● PROBLEM
Please return every line of the records below that holds the word "More".

(Extracted records)
***

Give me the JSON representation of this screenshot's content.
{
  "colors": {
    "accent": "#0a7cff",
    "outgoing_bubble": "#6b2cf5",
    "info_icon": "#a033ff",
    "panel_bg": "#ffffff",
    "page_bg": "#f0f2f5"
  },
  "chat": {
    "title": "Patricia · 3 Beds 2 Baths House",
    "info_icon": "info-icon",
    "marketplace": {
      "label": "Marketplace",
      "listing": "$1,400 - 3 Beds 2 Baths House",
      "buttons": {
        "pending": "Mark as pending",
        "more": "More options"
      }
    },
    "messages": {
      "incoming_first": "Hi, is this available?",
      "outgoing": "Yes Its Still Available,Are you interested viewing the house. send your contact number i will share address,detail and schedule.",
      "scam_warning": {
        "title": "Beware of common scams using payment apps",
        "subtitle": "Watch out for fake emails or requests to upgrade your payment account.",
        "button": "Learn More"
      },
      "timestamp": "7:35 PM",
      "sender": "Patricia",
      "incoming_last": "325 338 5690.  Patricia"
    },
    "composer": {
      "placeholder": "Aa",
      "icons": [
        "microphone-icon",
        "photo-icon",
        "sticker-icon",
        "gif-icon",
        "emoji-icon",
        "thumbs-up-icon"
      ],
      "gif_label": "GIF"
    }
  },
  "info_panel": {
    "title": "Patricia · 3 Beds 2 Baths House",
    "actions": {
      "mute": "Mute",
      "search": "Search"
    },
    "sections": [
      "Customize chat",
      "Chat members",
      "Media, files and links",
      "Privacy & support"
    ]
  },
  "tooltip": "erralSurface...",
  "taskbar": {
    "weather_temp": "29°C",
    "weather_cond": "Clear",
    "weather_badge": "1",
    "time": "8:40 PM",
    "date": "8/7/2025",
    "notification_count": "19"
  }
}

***

● EXPECTED OUTPUT
        "more": "More options"
        "button": "Learn More"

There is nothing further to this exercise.